Artist Aimee Stewart

The Attic of My Childhood
by Helen Emma Maring



Oh, the wonders of that attic,
How I loved to climb its stair
Made of steps just like a ladder
And a trap door waiting there!

Through fan-shapen windows, streaming,
Came the golden shafts of sun,
Through the fairy curtains gleaming,
That the tireless spiders spun.

There, a distaff, wheel and treadle,
Lay beneath the sloping roof,
None there were who knew its uses—
Gone, the maker of the woof.

There, too, hung a war-time weapon—
Grandpa’s bayonet, so grim.
He had whipped the Rebel army—
General Grant a-helping him.

Oh, the treasures of that attic
Hanging from its rafters bare—
Coats of velvet, silken dresses,
Beaded bags, and wreaths of hair.

Hats and bonnets, shoes and slippers,
Used for masquerades a lot,
Plant jars and unhandled dippers
Underneath each leaky spot.

Shawls and scarfs and knitted mittens,
Colors of the Orient;
Dolls and doylies, sawdust kittens,
Oh, the money that was spent!

Strings of buttons, by the thousands,
Still no making of a pair;
Margaret sought them from the neighbors
When she wore beribboned hair.

Dainty bits of china, broken,
And a precious statue cracked,
All within their tissue wrappings,
Tied by loving hands—intact.

Winter apples, there for keeping,
Spread about upon the floor,
Big pound-sweets and golden russets,
But I never left a core.

Piles of butternuts there drying
Till their satin coats of green
Turned a sombre brown, all shrunken,
And the jagged shells were seen.

Whalebone ribs from old umbrellas,
And I smoked that acrid stuff,
Till my stomach in rebellion
Warned me—not another puff.

Hoopskirts, with and without bustles,
Linen dusters, carpet rags,
Quilting frames and curtain stretchers,
Magazines and traveling bags.

Paper sacks of downy feathers
Waiting there to fill a tick,
Foot-stools and some other comforts
Only used when folks were sick.

And within a trunk so aged
That its sides had turned to gray,
Were the tear-stained precious treasures
Of the ones who’d passed away—

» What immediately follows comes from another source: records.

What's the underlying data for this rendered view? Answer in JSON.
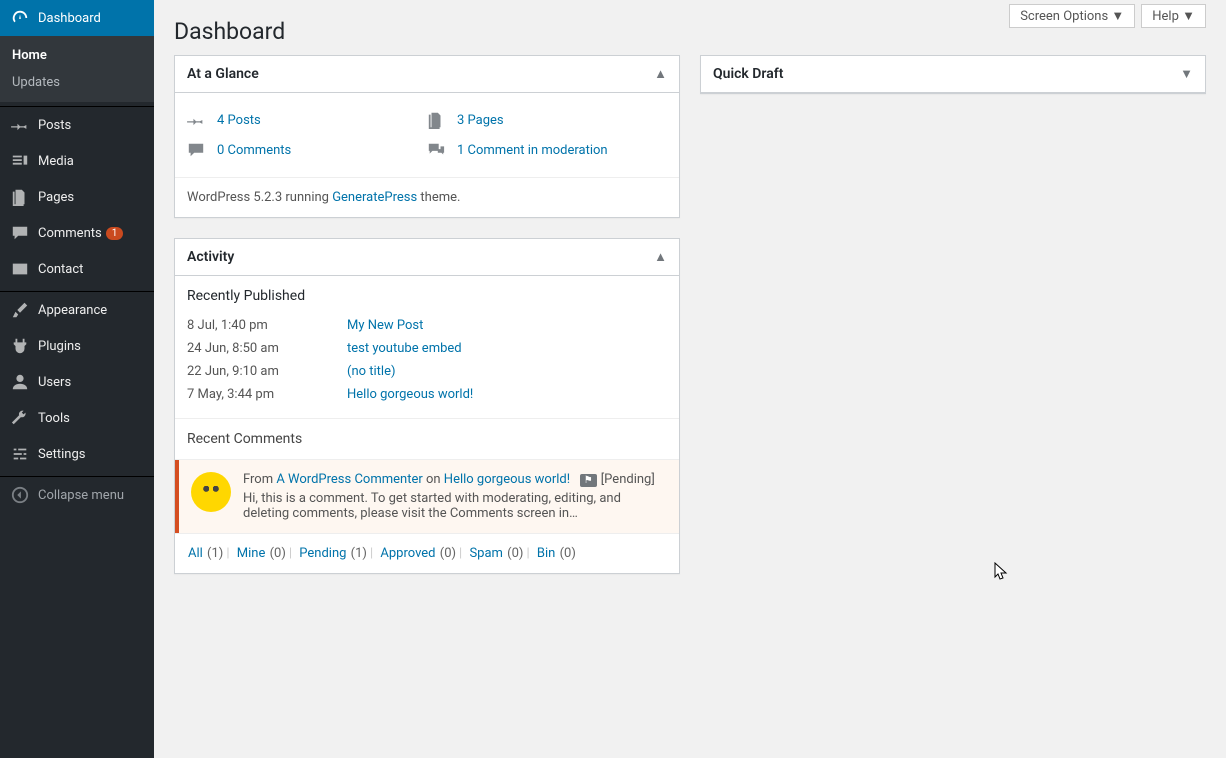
{
  "topButtons": {
    "screenOptions": "Screen Options",
    "help": "Help"
  },
  "pageTitle": "Dashboard",
  "sidebar": {
    "dashboard": "Dashboard",
    "home": "Home",
    "updates": "Updates",
    "posts": "Posts",
    "media": "Media",
    "pages": "Pages",
    "comments": "Comments",
    "commentsBadge": "1",
    "contact": "Contact",
    "appearance": "Appearance",
    "plugins": "Plugins",
    "users": "Users",
    "tools": "Tools",
    "settings": "Settings",
    "collapse": "Collapse menu"
  },
  "glance": {
    "title": "At a Glance",
    "posts": "4 Posts",
    "pages": "3 Pages",
    "comments": "0 Comments",
    "moderation": "1 Comment in moderation",
    "versionPrefix": "WordPress 5.2.3 running ",
    "theme": "GeneratePress",
    "versionSuffix": " theme."
  },
  "activity": {
    "title": "Activity",
    "recentlyPublished": "Recently Published",
    "items": [
      {
        "date": "8 Jul, 1:40 pm",
        "title": "My New Post"
      },
      {
        "date": "24 Jun, 8:50 am",
        "title": "test youtube embed"
      },
      {
        "date": "22 Jun, 9:10 am",
        "title": "(no title)"
      },
      {
        "date": "7 May, 3:44 pm",
        "title": "Hello gorgeous world!"
      }
    ],
    "recentComments": "Recent Comments",
    "comment": {
      "from": "From ",
      "author": "A WordPress Commenter",
      "on": " on ",
      "post": "Hello gorgeous world!",
      "pending": "[Pending]",
      "text": "Hi, this is a comment. To get started with moderating, editing, and deleting comments, please visit the Comments screen in…"
    },
    "filters": {
      "all": "All",
      "allCount": " (1)",
      "mine": "Mine",
      "mineCount": " (0)",
      "pending": "Pending",
      "pendingCount": " (1)",
      "approved": "Approved",
      "approvedCount": " (0)",
      "spam": "Spam",
      "spamCount": " (0)",
      "bin": "Bin",
      "binCount": " (0)"
    }
  },
  "quickDraft": {
    "title": "Quick Draft"
  }
}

Stockings made for brother Tommy,
Dresses that dear Nannie wore,
Dainty bits of broidered muslin—
Grandma’s needle-work of yore.

Ah! Each mortal has an attic
Where he stores the broken past—
Shattered hopes, and hours of gladness,
Loves that cling until the last.

Childhood plays within its shadow,
Manhood lingers in its gloom,
But Old Age lives midst the splendors,
There, in Memory’s Attic Room.